To replace the departed Carl Pavano, the Marlins brought back 1997 champion and fan favorite Leiter, 39, who won 95 games with the Mets the past seven years. Leiter has posted decent ERAs recently but his innings have decreased sharply the past two seasons. While Leiter can still be an effective starter, he no longer should be considered a front-of-the-rotation starter so budget accordingly.
Do You Feel Lucky?
Shortstop Alex Gonzalez has the talent at the plate to have a breakout season. Over the past two seasons he's hit 41 home runs but his average is only .243 and he has struck out 232 times. He's working on making better contact, and when he does, he'll put together a career year.
The Marlins who can run, do run, but few players are slower on the basepaths than Mike Lowell and Delgado. Juan Pierre and Luis Castillo combined to steal 66 bases but they're the only Fish who can be counted to regularly swipe second base. Look elsewhere for steals.
If Something Should Happen To Guillermo Mota
Early in the spring, McKeon rumbled that he might use a closer-by-committee approach, but the job really is Mota's to lose. Veterans Todd Jones and Antonio Alfonseca have combined for 307 career saves and could pick up some of the slack although it's more likely that hard-throwing John Riedling would also get an opportunity despite going 0-7 last season in save opportunities.
Don't Forget About

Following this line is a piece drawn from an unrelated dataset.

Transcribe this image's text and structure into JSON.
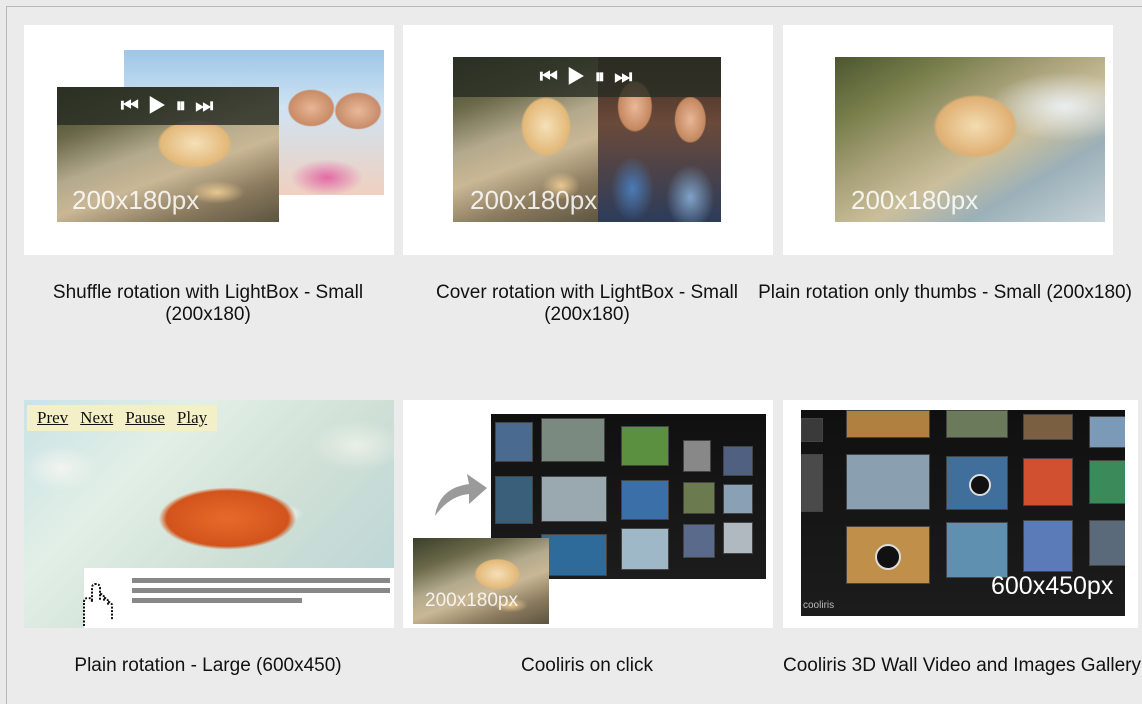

Paul Lo Duca, Burnett, Josh Beckett, Dontrelle Willis
Don't Bother With
Damian Easley, Ismael Valdez, Lenny Harris
David Sabino is the associate editor in charge of statistics at Sports Illustrated and the author of the book, Dominate Your Fantasy Baseball League (Muska & Lipman/Premier-Trade).